What is needed » Below are some records; output all of them exactly as they read.
.....
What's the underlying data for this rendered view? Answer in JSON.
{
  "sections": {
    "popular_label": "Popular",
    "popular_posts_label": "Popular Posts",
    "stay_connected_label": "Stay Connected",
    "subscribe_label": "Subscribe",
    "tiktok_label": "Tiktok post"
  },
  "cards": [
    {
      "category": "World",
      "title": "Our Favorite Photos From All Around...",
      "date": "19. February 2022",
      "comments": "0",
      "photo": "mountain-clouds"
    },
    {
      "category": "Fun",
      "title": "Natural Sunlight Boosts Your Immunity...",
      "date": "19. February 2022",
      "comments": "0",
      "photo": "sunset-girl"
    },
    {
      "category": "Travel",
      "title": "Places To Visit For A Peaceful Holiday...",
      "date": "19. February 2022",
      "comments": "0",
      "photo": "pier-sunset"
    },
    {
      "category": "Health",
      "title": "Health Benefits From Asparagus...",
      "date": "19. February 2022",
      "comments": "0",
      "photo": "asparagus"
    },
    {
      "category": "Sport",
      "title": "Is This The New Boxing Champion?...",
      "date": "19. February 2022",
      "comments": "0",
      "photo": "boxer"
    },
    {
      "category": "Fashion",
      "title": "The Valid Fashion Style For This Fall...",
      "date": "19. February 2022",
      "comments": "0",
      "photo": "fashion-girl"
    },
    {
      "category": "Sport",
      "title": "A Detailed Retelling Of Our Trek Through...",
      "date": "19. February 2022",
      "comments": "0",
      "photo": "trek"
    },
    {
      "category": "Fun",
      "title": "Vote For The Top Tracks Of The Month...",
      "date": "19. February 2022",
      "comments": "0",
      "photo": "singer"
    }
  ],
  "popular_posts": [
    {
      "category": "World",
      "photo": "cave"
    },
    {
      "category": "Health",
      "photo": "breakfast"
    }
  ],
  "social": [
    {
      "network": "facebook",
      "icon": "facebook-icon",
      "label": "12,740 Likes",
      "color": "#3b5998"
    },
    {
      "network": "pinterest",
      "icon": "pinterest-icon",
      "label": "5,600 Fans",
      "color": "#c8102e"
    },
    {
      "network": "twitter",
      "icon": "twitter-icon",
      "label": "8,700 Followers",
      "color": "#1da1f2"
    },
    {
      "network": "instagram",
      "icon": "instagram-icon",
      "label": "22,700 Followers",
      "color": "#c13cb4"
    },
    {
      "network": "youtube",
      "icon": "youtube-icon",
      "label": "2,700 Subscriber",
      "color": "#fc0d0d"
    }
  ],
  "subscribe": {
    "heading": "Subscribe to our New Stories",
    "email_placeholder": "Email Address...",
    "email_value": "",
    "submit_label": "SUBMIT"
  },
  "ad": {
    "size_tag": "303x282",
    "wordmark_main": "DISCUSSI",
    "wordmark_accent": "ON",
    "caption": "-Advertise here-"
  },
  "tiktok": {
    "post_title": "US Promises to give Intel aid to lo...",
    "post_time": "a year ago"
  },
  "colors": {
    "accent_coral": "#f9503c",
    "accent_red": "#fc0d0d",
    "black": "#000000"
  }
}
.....
Task solution »
What's the underlying data for this rendered view? Answer in JSON.
{
  "sections": {
    "popular_label": "Popular",
    "popular_posts_label": "Popular Posts",
    "stay_connected_label": "Stay Connected",
    "subscribe_label": "Subscribe",
    "tiktok_label": "Tiktok post"
  },
  "cards": [
    {
      "category": "World",
      "title": "Our Favorite Photos From All Around...",
      "date": "19. February 2022",
      "comments": "0",
      "photo": "mountain-clouds"
    },
    {
      "category": "Fun",
      "title": "Natural Sunlight Boosts Your Immunity...",
      "date": "19. February 2022",
      "comments": "0",
      "photo": "sunset-girl"
    },
    {
      "category": "Travel",
      "title": "Places To Visit For A Peaceful Holiday...",
      "date": "19. February 2022",
      "comments": "0",
      "photo": "pier-sunset"
    },
    {
      "category": "Health",
      "title": "Health Benefits From Asparagus...",
      "date": "19. February 2022",
      "comments": "0",
      "photo": "asparagus"
    },
    {
      "category": "Sport",
      "title": "Is This The New Boxing Champion?...",
      "date": "19. February 2022",
      "comments": "0",
      "photo": "boxer"
    },
    {
      "category": "Fashion",
      "title": "The Valid Fashion Style For This Fall...",
      "date": "19. February 2022",
      "comments": "0",
      "photo": "fashion-girl"
    },
    {
      "category": "Sport",
      "title": "A Detailed Retelling Of Our Trek Through...",
      "date": "19. February 2022",
      "comments": "0",
      "photo": "trek"
    },
    {
      "category": "Fun",
      "title": "Vote For The Top Tracks Of The Month...",
      "date": "19. February 2022",
      "comments": "0",
      "photo": "singer"
    }
  ],
  "popular_posts": [
    {
      "category": "World",
      "photo": "cave"
    },
    {
      "category": "Health",
      "photo": "breakfast"
    }
  ],
  "social": [
    {
      "network": "facebook",
      "icon": "facebook-icon",
      "label": "12,740 Likes",
      "color": "#3b5998"
    },
    {
      "network": "pinterest",
      "icon": "pinterest-icon",
      "label": "5,600 Fans",
      "color": "#c8102e"
    },
    {
      "network": "twitter",
      "icon": "twitter-icon",
      "label": "8,700 Followers",
      "color": "#1da1f2"
    },
    {
      "network": "instagram",
      "icon": "instagram-icon",
      "label": "22,700 Followers",
      "color": "#c13cb4"
    },
    {
      "network": "youtube",
      "icon": "youtube-icon",
      "label": "2,700 Subscriber",
      "color": "#fc0d0d"
    }
  ],
  "subscribe": {
    "heading": "Subscribe to our New Stories",
    "email_placeholder": "Email Address...",
    "email_value": "",
    "submit_label": "SUBMIT"
  },
  "ad": {
    "size_tag": "303x282",
    "wordmark_main": "DISCUSSI",
    "wordmark_accent": "ON",
    "caption": "-Advertise here-"
  },
  "tiktok": {
    "post_title": "US Promises to give Intel aid to lo...",
    "post_time": "a year ago"
  },
  "colors": {
    "accent_coral": "#f9503c",
    "accent_red": "#fc0d0d",
    "black": "#000000"
  }
}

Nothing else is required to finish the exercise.